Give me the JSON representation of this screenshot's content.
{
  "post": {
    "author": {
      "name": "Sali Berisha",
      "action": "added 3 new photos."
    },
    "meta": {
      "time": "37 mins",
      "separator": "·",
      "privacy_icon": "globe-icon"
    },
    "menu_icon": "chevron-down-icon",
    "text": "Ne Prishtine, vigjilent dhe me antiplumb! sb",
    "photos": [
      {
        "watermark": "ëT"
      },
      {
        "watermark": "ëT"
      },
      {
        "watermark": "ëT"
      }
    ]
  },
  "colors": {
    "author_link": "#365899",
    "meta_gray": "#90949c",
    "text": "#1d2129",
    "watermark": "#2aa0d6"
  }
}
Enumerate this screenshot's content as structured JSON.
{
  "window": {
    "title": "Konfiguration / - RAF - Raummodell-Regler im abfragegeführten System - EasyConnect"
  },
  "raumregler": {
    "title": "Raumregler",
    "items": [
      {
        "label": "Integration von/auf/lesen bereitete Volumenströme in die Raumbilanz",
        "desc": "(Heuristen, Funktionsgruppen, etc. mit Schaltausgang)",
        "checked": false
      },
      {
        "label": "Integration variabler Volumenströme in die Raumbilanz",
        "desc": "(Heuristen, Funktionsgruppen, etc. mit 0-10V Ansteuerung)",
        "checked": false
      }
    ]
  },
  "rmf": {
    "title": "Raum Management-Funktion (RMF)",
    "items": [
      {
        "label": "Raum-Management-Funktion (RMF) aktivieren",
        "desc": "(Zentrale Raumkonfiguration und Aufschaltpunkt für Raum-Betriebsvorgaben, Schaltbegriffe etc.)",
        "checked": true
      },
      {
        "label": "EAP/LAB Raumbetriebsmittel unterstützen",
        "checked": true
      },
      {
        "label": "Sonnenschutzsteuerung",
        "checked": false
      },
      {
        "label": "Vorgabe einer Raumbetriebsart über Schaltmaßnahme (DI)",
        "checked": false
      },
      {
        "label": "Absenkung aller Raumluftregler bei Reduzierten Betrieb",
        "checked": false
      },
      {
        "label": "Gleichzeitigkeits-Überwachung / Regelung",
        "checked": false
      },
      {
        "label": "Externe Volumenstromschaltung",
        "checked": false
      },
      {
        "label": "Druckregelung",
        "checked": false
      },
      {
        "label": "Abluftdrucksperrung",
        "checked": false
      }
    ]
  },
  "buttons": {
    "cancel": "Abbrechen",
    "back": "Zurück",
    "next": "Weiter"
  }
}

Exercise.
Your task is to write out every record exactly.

Result of the task.
Give me the JSON representation of this screenshot's content.
{
  "post": {
    "author": {
      "name": "Sali Berisha",
      "action": "added 3 new photos."
    },
    "meta": {
      "time": "37 mins",
      "separator": "·",
      "privacy_icon": "globe-icon"
    },
    "menu_icon": "chevron-down-icon",
    "text": "Ne Prishtine, vigjilent dhe me antiplumb! sb",
    "photos": [
      {
        "watermark": "ëT"
      },
      {
        "watermark": "ëT"
      },
      {
        "watermark": "ëT"
      }
    ]
  },
  "colors": {
    "author_link": "#365899",
    "meta_gray": "#90949c",
    "text": "#1d2129",
    "watermark": "#2aa0d6"
  }
}
Enumerate this screenshot's content as structured JSON.
{
  "window": {
    "title": "Konfiguration / - RAF - Raummodell-Regler im abfragegeführten System - EasyConnect"
  },
  "raumregler": {
    "title": "Raumregler",
    "items": [
      {
        "label": "Integration von/auf/lesen bereitete Volumenströme in die Raumbilanz",
        "desc": "(Heuristen, Funktionsgruppen, etc. mit Schaltausgang)",
        "checked": false
      },
      {
        "label": "Integration variabler Volumenströme in die Raumbilanz",
        "desc": "(Heuristen, Funktionsgruppen, etc. mit 0-10V Ansteuerung)",
        "checked": false
      }
    ]
  },
  "rmf": {
    "title": "Raum Management-Funktion (RMF)",
    "items": [
      {
        "label": "Raum-Management-Funktion (RMF) aktivieren",
        "desc": "(Zentrale Raumkonfiguration und Aufschaltpunkt für Raum-Betriebsvorgaben, Schaltbegriffe etc.)",
        "checked": true
      },
      {
        "label": "EAP/LAB Raumbetriebsmittel unterstützen",
        "checked": true
      },
      {
        "label": "Sonnenschutzsteuerung",
        "checked": false
      },
      {
        "label": "Vorgabe einer Raumbetriebsart über Schaltmaßnahme (DI)",
        "checked": false
      },
      {
        "label": "Absenkung aller Raumluftregler bei Reduzierten Betrieb",
        "checked": false
      },
      {
        "label": "Gleichzeitigkeits-Überwachung / Regelung",
        "checked": false
      },
      {
        "label": "Externe Volumenstromschaltung",
        "checked": false
      },
      {
        "label": "Druckregelung",
        "checked": false
      },
      {
        "label": "Abluftdrucksperrung",
        "checked": false
      }
    ]
  },
  "buttons": {
    "cancel": "Abbrechen",
    "back": "Zurück",
    "next": "Weiter"
  }
}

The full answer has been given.